About this task: The answer is every line in the data below that contains the word "image".

[Opening Records for this exercise section]

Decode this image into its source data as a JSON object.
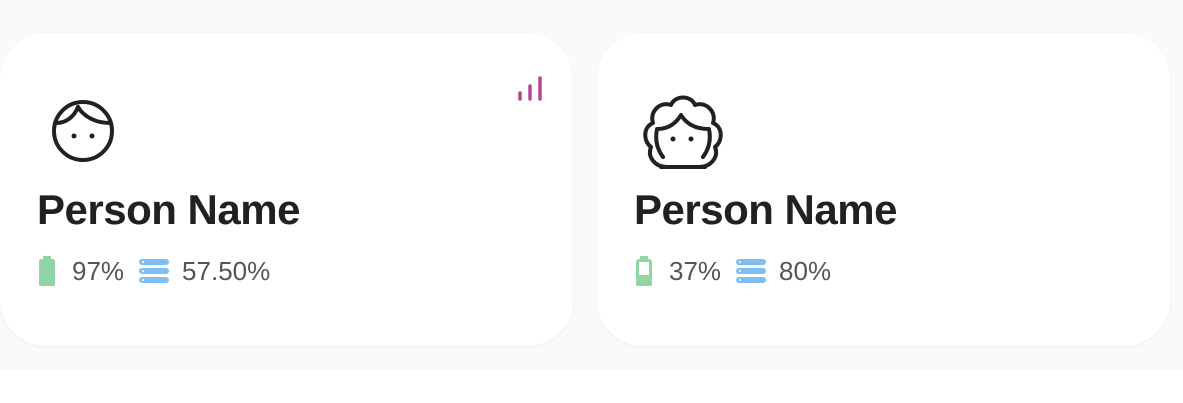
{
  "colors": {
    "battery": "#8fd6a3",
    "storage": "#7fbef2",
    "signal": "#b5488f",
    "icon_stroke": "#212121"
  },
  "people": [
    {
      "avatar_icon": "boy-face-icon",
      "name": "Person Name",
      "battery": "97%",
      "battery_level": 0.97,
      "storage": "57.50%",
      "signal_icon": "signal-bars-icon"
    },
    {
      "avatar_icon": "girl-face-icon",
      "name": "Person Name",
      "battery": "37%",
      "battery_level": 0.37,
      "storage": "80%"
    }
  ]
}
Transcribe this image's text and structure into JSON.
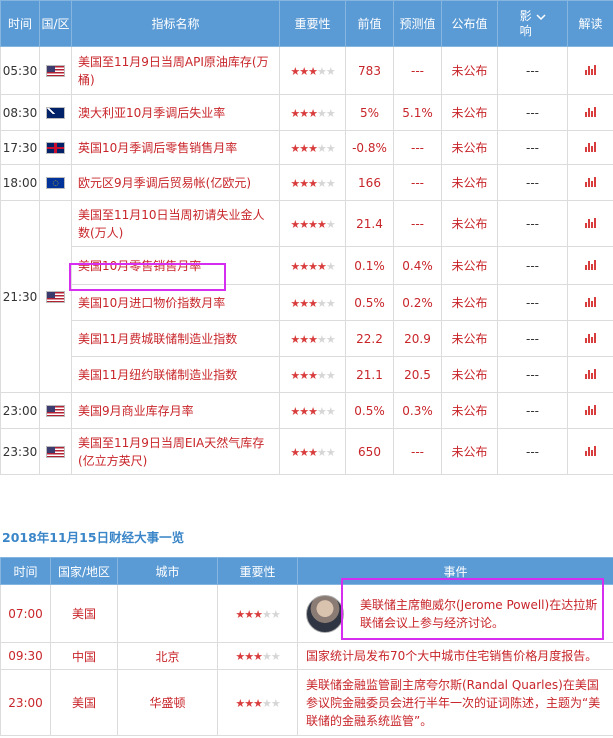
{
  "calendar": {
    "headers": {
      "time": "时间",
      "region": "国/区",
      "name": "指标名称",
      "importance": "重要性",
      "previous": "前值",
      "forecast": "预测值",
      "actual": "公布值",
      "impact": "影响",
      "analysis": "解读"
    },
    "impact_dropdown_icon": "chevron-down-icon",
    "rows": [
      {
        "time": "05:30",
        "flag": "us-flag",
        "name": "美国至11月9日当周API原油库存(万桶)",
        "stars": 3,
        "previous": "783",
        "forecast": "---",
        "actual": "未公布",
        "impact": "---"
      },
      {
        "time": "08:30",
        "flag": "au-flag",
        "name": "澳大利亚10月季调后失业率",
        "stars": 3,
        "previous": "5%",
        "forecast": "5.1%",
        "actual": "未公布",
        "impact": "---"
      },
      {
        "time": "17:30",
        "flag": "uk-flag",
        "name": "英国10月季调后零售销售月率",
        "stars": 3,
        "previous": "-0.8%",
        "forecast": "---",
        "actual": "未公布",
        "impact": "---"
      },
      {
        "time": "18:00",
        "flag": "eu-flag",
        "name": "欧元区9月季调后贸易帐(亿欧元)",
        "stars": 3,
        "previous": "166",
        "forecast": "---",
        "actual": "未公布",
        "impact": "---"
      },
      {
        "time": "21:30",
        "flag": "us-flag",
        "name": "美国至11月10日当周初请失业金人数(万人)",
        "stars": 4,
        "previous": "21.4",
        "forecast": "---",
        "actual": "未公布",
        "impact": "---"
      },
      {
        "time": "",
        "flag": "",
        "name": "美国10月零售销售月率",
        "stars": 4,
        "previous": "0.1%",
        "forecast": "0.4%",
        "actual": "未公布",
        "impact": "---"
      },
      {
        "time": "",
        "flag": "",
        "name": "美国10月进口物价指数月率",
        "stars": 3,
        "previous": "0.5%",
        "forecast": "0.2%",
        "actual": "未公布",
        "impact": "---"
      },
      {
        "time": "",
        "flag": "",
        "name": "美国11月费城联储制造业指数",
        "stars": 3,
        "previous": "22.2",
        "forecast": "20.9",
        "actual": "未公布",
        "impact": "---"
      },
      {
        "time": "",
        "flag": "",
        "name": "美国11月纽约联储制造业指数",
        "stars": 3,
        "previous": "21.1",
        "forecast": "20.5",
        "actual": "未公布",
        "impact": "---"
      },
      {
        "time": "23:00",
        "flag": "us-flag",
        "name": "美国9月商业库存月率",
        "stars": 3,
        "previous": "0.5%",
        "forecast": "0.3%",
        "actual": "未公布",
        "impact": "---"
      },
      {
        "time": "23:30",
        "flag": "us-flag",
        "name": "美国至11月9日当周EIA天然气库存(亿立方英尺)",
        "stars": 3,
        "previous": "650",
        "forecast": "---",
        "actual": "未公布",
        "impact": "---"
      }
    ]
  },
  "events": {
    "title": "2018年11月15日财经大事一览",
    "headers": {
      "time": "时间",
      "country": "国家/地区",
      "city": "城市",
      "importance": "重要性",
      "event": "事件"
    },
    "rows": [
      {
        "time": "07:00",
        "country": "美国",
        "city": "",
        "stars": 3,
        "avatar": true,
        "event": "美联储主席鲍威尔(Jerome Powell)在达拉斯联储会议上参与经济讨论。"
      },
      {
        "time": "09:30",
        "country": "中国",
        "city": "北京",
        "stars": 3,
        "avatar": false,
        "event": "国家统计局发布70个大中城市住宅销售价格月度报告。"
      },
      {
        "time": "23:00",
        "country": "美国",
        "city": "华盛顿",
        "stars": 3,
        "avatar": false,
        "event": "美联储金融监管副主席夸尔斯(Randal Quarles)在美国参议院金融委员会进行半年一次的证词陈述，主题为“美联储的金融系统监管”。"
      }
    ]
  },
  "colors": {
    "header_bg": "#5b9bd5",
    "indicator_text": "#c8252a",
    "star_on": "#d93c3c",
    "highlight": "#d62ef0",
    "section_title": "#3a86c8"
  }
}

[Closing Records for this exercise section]
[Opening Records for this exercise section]

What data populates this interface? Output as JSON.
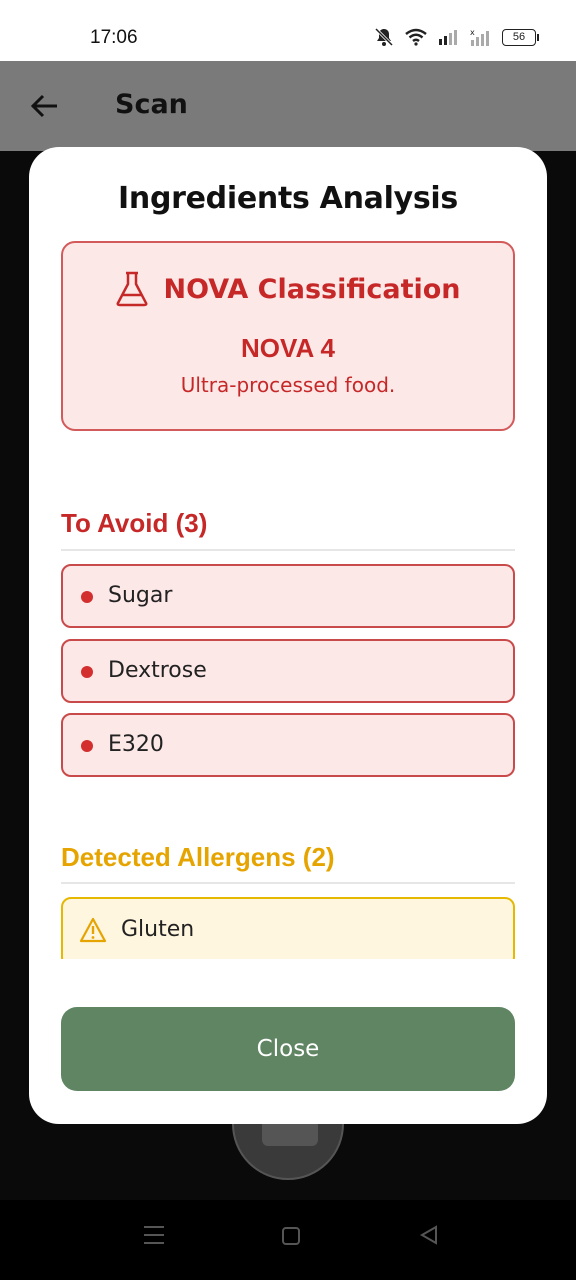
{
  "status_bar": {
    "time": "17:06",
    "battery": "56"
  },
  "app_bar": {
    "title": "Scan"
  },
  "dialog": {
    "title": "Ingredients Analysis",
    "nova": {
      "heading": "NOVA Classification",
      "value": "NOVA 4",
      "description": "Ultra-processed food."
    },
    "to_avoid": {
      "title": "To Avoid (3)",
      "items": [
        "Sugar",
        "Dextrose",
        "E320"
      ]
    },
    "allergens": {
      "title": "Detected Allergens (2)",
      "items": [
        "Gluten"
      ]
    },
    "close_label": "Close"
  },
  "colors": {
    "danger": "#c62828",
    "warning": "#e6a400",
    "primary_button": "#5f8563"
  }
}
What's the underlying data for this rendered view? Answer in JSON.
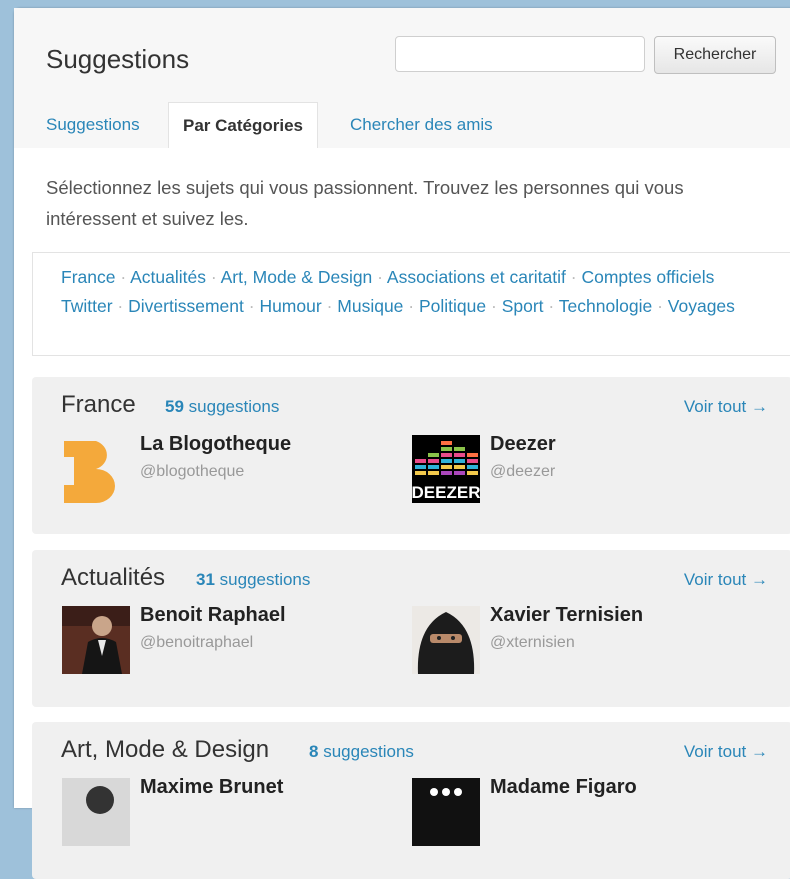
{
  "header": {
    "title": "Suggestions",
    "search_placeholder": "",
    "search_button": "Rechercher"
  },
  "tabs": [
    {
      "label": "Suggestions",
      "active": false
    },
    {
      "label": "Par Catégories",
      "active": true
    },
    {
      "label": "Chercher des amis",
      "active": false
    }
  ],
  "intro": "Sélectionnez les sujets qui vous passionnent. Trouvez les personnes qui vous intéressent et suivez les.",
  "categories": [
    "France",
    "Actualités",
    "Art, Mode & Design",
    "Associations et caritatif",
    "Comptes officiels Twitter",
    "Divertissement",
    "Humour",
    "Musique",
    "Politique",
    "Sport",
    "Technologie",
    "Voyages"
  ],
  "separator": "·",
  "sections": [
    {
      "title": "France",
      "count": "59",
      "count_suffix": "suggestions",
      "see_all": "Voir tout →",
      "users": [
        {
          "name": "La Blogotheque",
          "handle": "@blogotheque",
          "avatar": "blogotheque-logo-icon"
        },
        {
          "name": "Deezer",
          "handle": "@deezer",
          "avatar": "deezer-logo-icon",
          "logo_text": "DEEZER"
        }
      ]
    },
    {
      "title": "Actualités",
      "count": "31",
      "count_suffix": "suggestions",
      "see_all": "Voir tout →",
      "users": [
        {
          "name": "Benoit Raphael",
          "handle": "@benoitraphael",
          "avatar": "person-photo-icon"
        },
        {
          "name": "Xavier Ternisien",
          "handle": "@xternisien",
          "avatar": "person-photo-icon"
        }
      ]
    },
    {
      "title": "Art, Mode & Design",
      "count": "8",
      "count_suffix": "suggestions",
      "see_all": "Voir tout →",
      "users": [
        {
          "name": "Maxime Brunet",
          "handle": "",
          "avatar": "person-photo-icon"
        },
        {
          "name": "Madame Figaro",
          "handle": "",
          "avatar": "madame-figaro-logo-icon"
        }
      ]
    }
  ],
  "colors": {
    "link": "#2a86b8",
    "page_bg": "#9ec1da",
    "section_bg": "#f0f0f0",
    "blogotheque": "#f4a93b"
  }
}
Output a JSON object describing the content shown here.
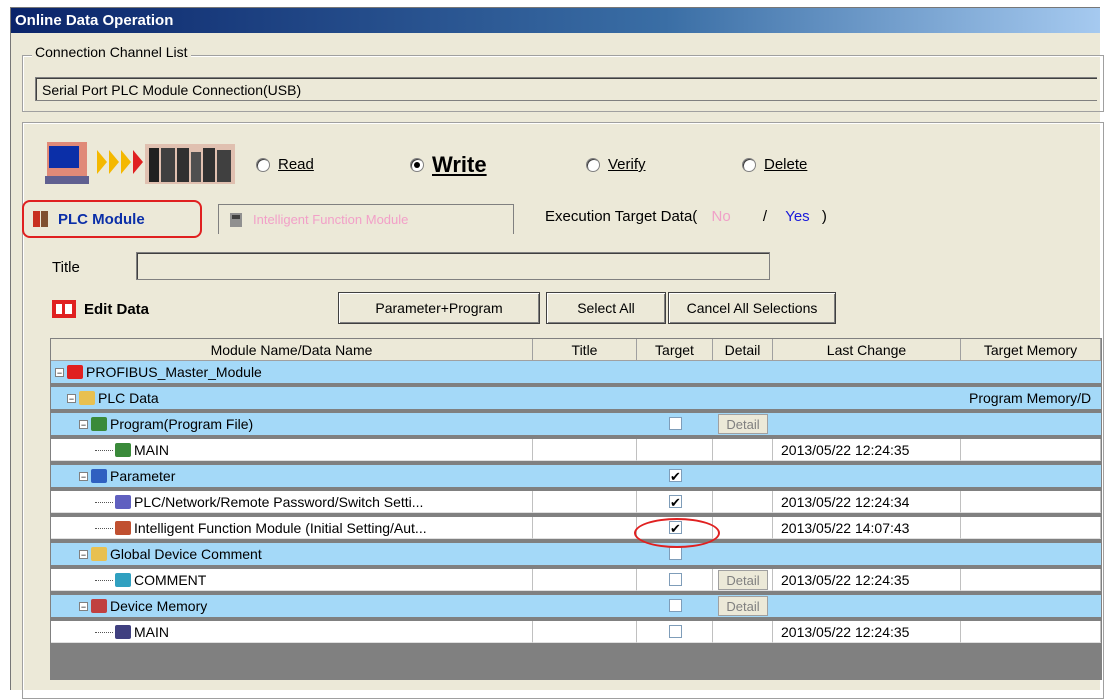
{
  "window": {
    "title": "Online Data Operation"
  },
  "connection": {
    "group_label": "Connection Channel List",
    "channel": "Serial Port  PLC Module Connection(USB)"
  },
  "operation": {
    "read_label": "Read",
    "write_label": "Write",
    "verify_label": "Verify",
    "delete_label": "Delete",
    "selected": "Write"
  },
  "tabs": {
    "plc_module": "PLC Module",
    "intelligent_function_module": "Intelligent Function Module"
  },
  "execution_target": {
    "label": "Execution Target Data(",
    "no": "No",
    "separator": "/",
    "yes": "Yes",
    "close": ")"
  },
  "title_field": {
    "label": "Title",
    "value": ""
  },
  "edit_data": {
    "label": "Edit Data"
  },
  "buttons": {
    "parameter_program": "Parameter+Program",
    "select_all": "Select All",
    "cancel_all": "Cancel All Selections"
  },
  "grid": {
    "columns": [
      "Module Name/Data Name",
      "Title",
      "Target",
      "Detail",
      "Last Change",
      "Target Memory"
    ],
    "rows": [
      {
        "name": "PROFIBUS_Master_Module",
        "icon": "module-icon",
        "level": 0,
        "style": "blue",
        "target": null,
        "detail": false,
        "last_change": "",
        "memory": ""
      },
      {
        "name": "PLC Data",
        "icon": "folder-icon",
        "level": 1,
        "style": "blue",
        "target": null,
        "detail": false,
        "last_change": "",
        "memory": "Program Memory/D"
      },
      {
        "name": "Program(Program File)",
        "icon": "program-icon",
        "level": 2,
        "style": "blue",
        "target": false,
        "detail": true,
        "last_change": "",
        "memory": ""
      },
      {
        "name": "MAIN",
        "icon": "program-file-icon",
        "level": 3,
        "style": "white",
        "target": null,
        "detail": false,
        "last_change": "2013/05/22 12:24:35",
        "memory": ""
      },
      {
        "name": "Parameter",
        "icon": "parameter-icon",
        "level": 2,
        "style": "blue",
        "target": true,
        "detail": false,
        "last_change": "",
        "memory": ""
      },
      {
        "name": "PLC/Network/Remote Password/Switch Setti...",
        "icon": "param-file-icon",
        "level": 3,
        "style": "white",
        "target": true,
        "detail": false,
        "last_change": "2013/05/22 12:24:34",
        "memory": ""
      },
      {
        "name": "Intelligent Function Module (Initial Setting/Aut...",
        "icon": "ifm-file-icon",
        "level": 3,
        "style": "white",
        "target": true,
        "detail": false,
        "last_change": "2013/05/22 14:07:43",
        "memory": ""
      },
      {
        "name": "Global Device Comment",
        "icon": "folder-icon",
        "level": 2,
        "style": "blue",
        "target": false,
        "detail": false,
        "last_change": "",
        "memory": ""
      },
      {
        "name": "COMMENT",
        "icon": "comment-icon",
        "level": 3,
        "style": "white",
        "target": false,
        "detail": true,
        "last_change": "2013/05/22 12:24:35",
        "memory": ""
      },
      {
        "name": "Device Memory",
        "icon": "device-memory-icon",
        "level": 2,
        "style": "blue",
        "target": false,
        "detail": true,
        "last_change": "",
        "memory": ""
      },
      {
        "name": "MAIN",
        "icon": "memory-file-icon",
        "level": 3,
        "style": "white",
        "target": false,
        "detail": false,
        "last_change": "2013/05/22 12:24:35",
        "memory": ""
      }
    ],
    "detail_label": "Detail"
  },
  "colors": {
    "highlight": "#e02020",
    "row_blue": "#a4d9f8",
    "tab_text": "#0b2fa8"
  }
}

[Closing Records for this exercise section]

Task result:
Decode this image into its source data as a JSON object.
Transcribe this image's text and structure into JSON.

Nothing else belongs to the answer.